Dr Caitlin Vincent is a Lecturer in Creative Industries at The University of Melbourne, where she researches the future of work in the arts. Her areas of interest include opera, performance and technology, cultural labour and employment, and gender and diversity. Dr. Vincent has co-authored several high-impact industry reports, including “The status of women in the Canadian arts and cultural industries: Research review 2010-2018” for the Ontario Arts Council, and has published across digital performance, theatrical scenography, gender studies, cultural labour, and public diplomacy. A classically-trained soprano and acclaimed opera librettist, Dr. Vincent has been commissioned by the Kennedy Center (Washington, D.C.), the Schubert Club of Minnesota (Minneapolis), the University of Connecticut (Storrs), and Carnegie Hall (New York), amongst others. From 2009 to 2014, she was the Artistic Director of The Figaro Project (Baltimore, USA), a non-profit, grassroots opera company dedicated to presenting opera in accessible and affordable ways. Dr. Vincent holds degrees from Harvard University, Johns Hopkins University, and Deakin University, and is an affiliate researcher of RMIT University’s Centre for People, Organisation and Work (CPOW). Her monograph, Digital scenography in opera in the twenty-first century, is forthcoming from Routledge in 2021/22.


  • 2019–present
    Lecturer in Creative Industries, University of Melbourne


  • 2019 
    Deakin University, Doctor of Philosophy
  • 2009 
    Peabody Conservatory of The Johns Hopkins University, Master of Music
  • 2007 
    Harvard College, Bachelor of Arts

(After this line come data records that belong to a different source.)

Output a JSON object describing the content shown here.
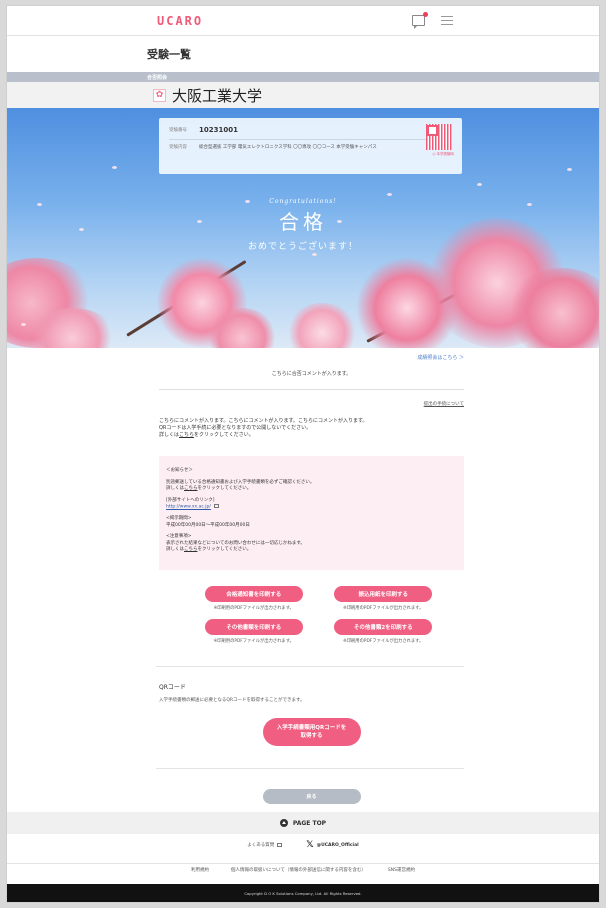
{
  "header": {
    "logo": "UCARO"
  },
  "page": {
    "title": "受験一覧",
    "status": "合否照会"
  },
  "university": {
    "name": "大阪工業大学"
  },
  "exam_card": {
    "number_label": "受験番号",
    "number": "10231001",
    "detail_label": "受験内容",
    "detail": "総合型選抜 工学部 電気エレクトロニクス学科 〇〇専攻 〇〇コース 本学受験キャンパス",
    "qr_caption": "◎ 本学受験時"
  },
  "hero": {
    "congrats": "Congratulations!",
    "result": "合格",
    "message": "おめでとうございます！"
  },
  "content": {
    "top_link": "成績照会はこちら ＞",
    "comment": "こちらに合否コメントが入ります。",
    "entry_link": "提出の手続について",
    "comment_lines": [
      "こちらにコメントが入ります。こちらにコメントが入ります。こちらにコメントが入ります。",
      "QRコードは入学手続に必要となりますので公開しないでください。"
    ],
    "detail_prefix": "詳しくは",
    "detail_link": "こちら",
    "detail_suffix": "をクリックしてください。"
  },
  "notice": {
    "heading": "＜お知らせ＞",
    "line1": "別途郵送している合格通知書および入学手続書類を必ずご確認ください。",
    "line2_prefix": "詳しくは",
    "line2_link": "こちら",
    "line2_suffix": "をクリックしてください。",
    "external_label": "[外部サイトへのリンク]",
    "external_url": "http://www.xx.ac.jp/",
    "period_label": "<掲示期間>",
    "period": "平成00年00月00日～平成00年00月00日",
    "caution_label": "<注意事項>",
    "caution": "表示された結果などについてのお問い合わせには一切応じかねます。",
    "caution_prefix": "詳しくは",
    "caution_link": "こちら",
    "caution_suffix": "をクリックしてください。"
  },
  "buttons": {
    "print_pass": "合格通知書を印刷する",
    "print_payment": "振込用紙を印刷する",
    "print_other": "その他書類を印刷する",
    "print_other2": "その他書類2を印刷する",
    "note": "※印刷用のPDFファイルが出力されます。"
  },
  "qr_section": {
    "title": "QRコード",
    "description": "入学手続書類の郵送に必要となるQRコードを取得することができます。",
    "button": "入学手続書類用QRコードを取得する"
  },
  "back_button": "戻る",
  "pagetop": "PAGE TOP",
  "footer": {
    "faq": "よくある質問",
    "sns": "@UCARO_Official",
    "terms": "利用規約",
    "privacy": "個人情報の取扱いについて（情報の外部送信に関する内容を含む）",
    "sns_policy": "SNS運営規約",
    "copyright": "Copyright D O K Solutions Company, Ltd. All Rights Reserved."
  },
  "colors": {
    "accent": "#f05f82",
    "sky": "#79b1ec"
  }
}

  • 2018
    Notation by Context: Digital Scenography as Artefact of Authorial Intent, Leonardo Music Journal
  • 2017
    The Intersection of Live and Digital: New Technical Classifications for Digital Scenography in Opera, Theatre and Performance Design
  • 2016
    Artwork spawning artwork: trans-disciplinary approaches to artistic spin-offs and evolution in the digital context (CHAPTER), Digital Echoes: Spaces for Intangible and Performance-Based Cultural Heritage
  • 2016
    Navigating control and illusion: functional interactivity versus 'faux-interactivity' in transmedia dance performance, International Journal of Performance Arts and Digital Media